*** Extracted records Section Begins ***
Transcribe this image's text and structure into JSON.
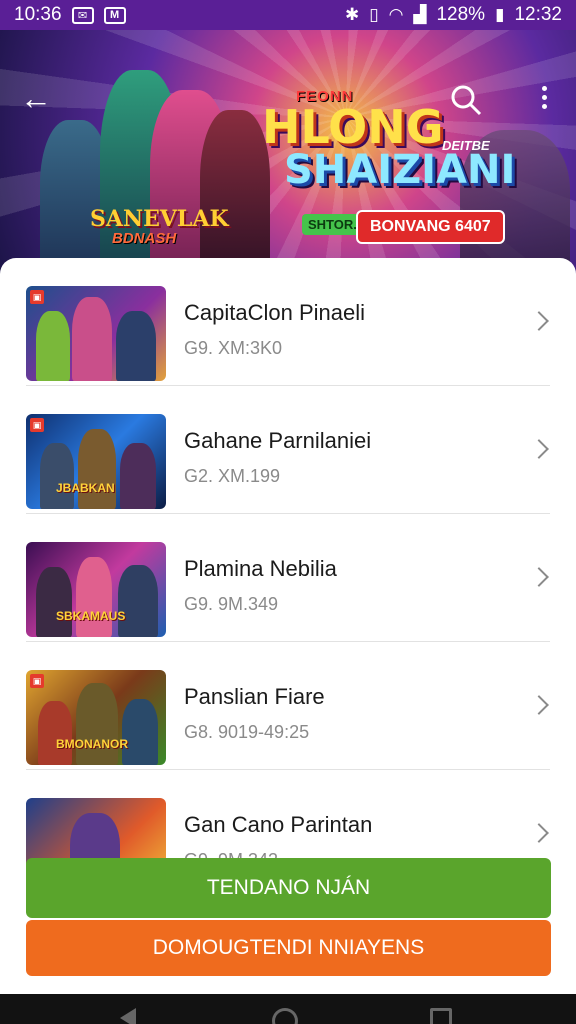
{
  "status": {
    "time": "10:36",
    "battery": "128%",
    "clock": "12:32"
  },
  "banner": {
    "logo_small": "FEONN",
    "logo_line1": "HLONG",
    "logo_line2": "SHAIZIANI",
    "logo_tag": "DEITBE",
    "badge_green": "SHTOR.",
    "badge_red": "BONVANG 6407",
    "sub_logo": "SANEVLAK",
    "sub_logo_2": "BDNASH"
  },
  "list": [
    {
      "title": "CapitaClon Pinaeli",
      "subtitle": "G9. XM:3K0",
      "caption": ""
    },
    {
      "title": "Gahane Parnilaniei",
      "subtitle": "G2. XM.199",
      "caption": "JBABKAN"
    },
    {
      "title": "Plamina Nebilia",
      "subtitle": "G9. 9M.349",
      "caption": "SBKAMAUS"
    },
    {
      "title": "Panslian Fiare",
      "subtitle": "G8. 9019-49:25",
      "caption": "BMONANOR"
    },
    {
      "title": "Gan Cano Parintan",
      "subtitle": "G9. 9M.342",
      "caption": ""
    }
  ],
  "buttons": {
    "primary": "TENDANO NJÁN",
    "secondary": "DOMOUGTENDI NNIAYENS"
  }
}
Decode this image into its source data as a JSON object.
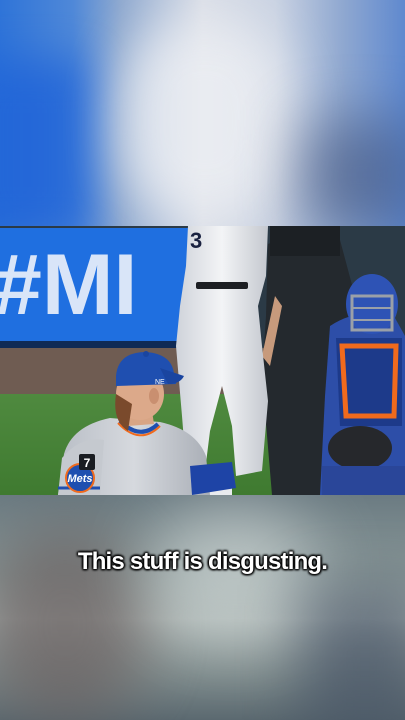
{
  "caption": {
    "text": "This stuff is disgusting."
  },
  "scene": {
    "billboard_text": "#MI",
    "jersey_patch_number": "7",
    "sleeve_patch_text": "Mets",
    "colors": {
      "billboard_blue": "#1f6fe0",
      "cap_blue": "#1f4fb0",
      "mets_orange": "#f06a1d",
      "grass": "#4a8a3a"
    }
  }
}
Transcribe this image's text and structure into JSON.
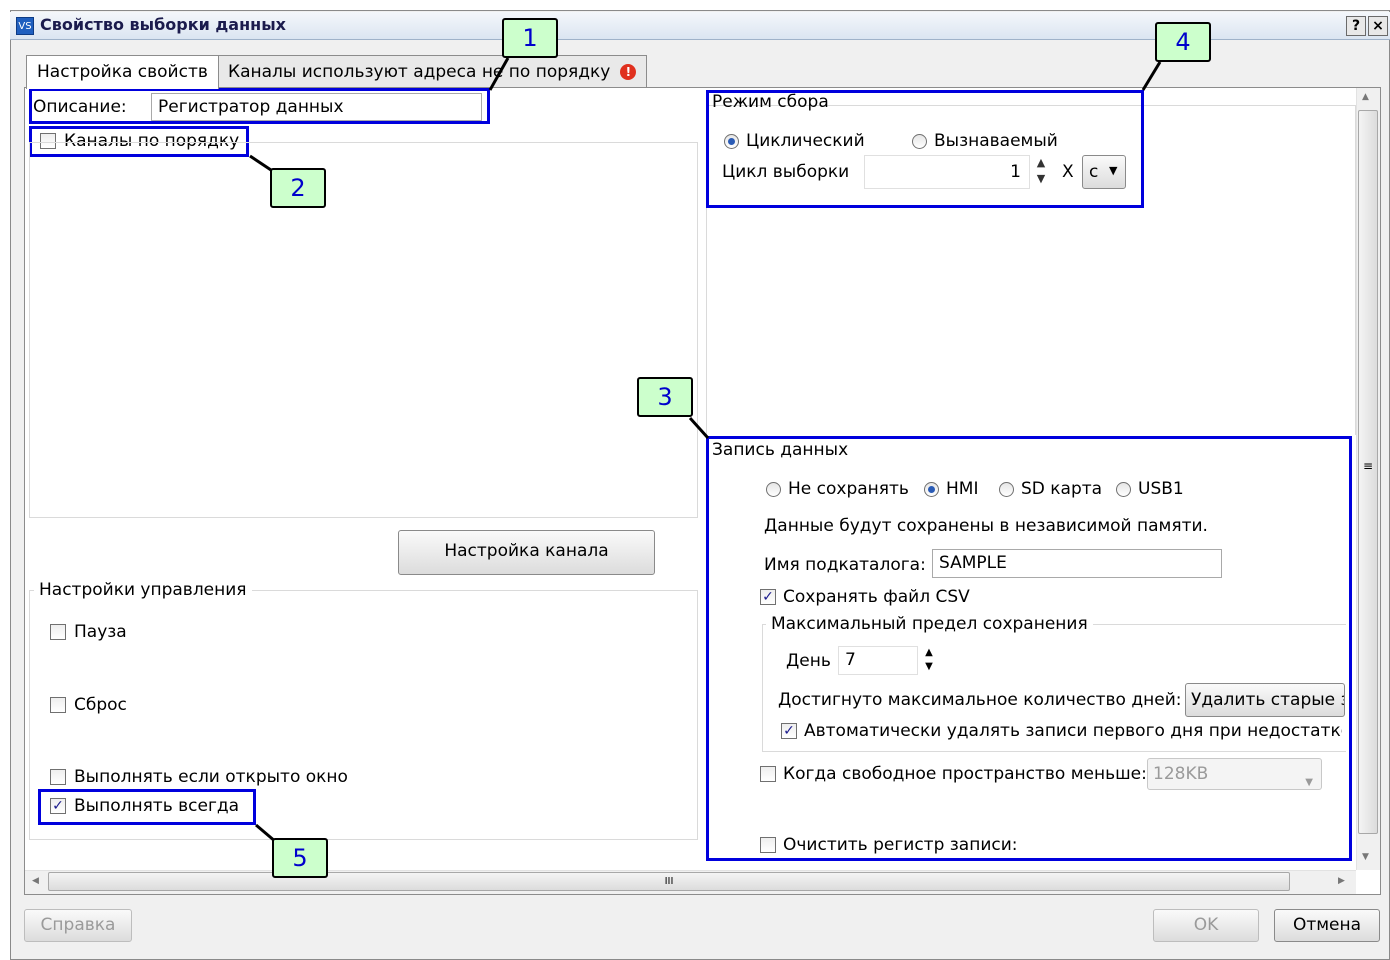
{
  "window": {
    "title": "Свойство выборки данных",
    "app_icon_text": "VS",
    "help_button": "?",
    "close_button": "×"
  },
  "tabs": [
    {
      "label": "Настройка свойств",
      "active": true
    },
    {
      "label": "Каналы используют адреса не по порядку",
      "warning_icon": "error-icon"
    }
  ],
  "left": {
    "description_label": "Описание:",
    "description_value": "Регистратор данных",
    "channels_in_order_label": "Каналы по порядку",
    "channels_in_order_checked": false,
    "channel_settings_button": "Настройка канала",
    "control": {
      "title": "Настройки управления",
      "pause": {
        "label": "Пауза",
        "checked": false
      },
      "reset": {
        "label": "Сброс",
        "checked": false
      },
      "run_if_open": {
        "label": "Выполнять если открыто окно",
        "checked": false
      },
      "run_always": {
        "label": "Выполнять всегда",
        "checked": true
      }
    }
  },
  "collection": {
    "title": "Режим сбора",
    "cyclic_label": "Циклический",
    "triggered_label": "Вызнаваемый",
    "selected": "cyclic",
    "cycle_label": "Цикл выборки",
    "cycle_value": "1",
    "multiplier": "X",
    "unit": "с"
  },
  "record": {
    "title": "Запись данных",
    "storage_options": [
      "Не сохранять",
      "HMI",
      "SD карта",
      "USB1"
    ],
    "storage_selected": "HMI",
    "info_text": "Данные будут сохранены в независимой памяти.",
    "subdir_label": "Имя подкаталога:",
    "subdir_value": "SAMPLE",
    "save_csv_label": "Сохранять файл CSV",
    "save_csv_checked": true,
    "max_limit_title": "Максимальный предел сохранения",
    "day_label": "День",
    "day_value": "7",
    "max_days_label": "Достигнуто максимальное количество дней:",
    "delete_old_button": "Удалить старые з",
    "auto_delete_label": "Автоматически удалять записи первого дня при недостатке",
    "auto_delete_checked": true,
    "free_space_label": "Когда свободное пространство меньше:",
    "free_space_checked": false,
    "free_space_value": "128KB",
    "clear_register_label": "Очистить регистр записи:",
    "clear_register_checked": false
  },
  "scroll": {
    "h_grip": "III",
    "v_grip": "≡"
  },
  "footer": {
    "help": "Справка",
    "ok": "OK",
    "cancel": "Отмена"
  },
  "callouts": [
    "1",
    "2",
    "3",
    "4",
    "5"
  ],
  "colors": {
    "callout_border": "#0000dd",
    "callout_fill": "#ccffcc",
    "callout_text": "#0000cc",
    "check_mark": "#1a1a8c"
  }
}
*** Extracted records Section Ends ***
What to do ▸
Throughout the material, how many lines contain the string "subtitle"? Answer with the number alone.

Answer space ▸
5